Simon felt that this song was one of his best musical achievements. He said the song suited his voice very well.
Ladysmith Black Mambazo sing in Zulu on this song. Their refrain roughly translates to: “It’s not usual but in our days we see those things happen. They are women, they can take care of themselves.”
Here are the lyrics to Diamonds on the Soles of Her Shoes.”
(A-wa) O kodwa you zo-nge li-sa namhlange (A-wa a-wa) Si-bona kwenze ka kanjani (A-wa a-wa) Amanto mbazane ayeza She's a rich girl She don't try to hide it Diamonds on the soles of her shoes
He's a poor boy Empty as a pocket Empty as a pocket with nothing to lose Sing Ta na na Ta na na na
She got diamonds on the soles of her shoes She got diamonds on the soles of her shoes Diamonds on the soles of her shoes Diamonds on the soles of her shoes
People say she's crazy She got diamonds on the soles of her shoes Well that's one way to lose these Walking blues Diamonds on the soles of her shoes
She was physically forgotten Then she slipped into my pocket With my car keys She said you've taken me for granted Because I please you Wearing these diamonds
And I could say Oo oo oo As if everybody knows What I'm talking about As if everybody would know Exactly what I was talking about Talking about diamonds on the soles of her shoes

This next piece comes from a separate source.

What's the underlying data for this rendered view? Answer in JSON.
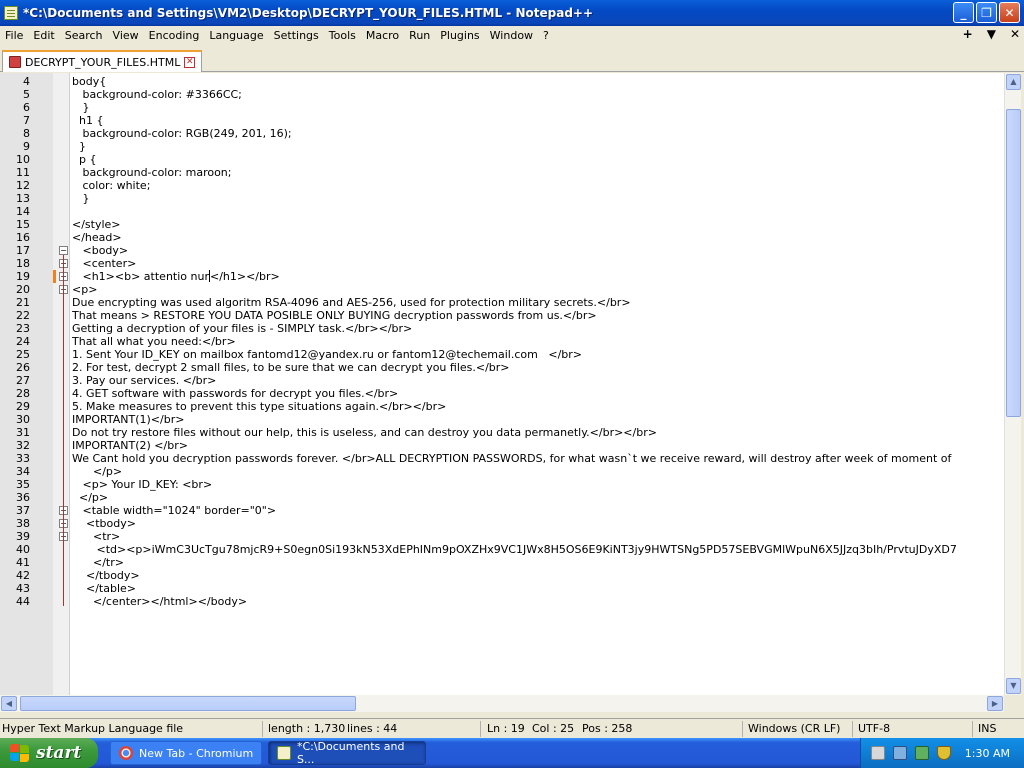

She makes the sign of a teaspoon He makes the sign of a wave The poor boy changes clothes And puts on after-shave To compensate for his ordinary shoes
And she said honey take me dancing But they ended up by sleeping In a doorway By the bodegas and the lights on Upper Broadway Wearing diamonds on the soles of their shoes
And I could say Oo oo oo As if everybody here would know What I was talking about I mean everybody here would know exactly What I was talking about Talking about diamonds
People say I'm crazy I got diamonds on the soles of my shoes Well that's one way to lose These walking blues Diamonds on the soles of our shoes
It’s May 8, 2022. Welcome to Fandango’s One-Word Challenge (aka, FOWC). I will be posting each day’s word just after midnight Pacific Time (U.S.).
Today’s word is “heat.”
Write a post using that word. It can be prose, poetry, fiction, non-fiction. It can be any length. It can be just a picture or a drawing if you want. No holds barred, so to speak.
Once you are done, tag your post with #FOWC and create a pingback to this post if you are on WordPress. Please check to confirm that your pingback is there. If not, please manually add your link in the comments.
And be sure to read the posts of other bloggers who respond to this prompt. Show them some love.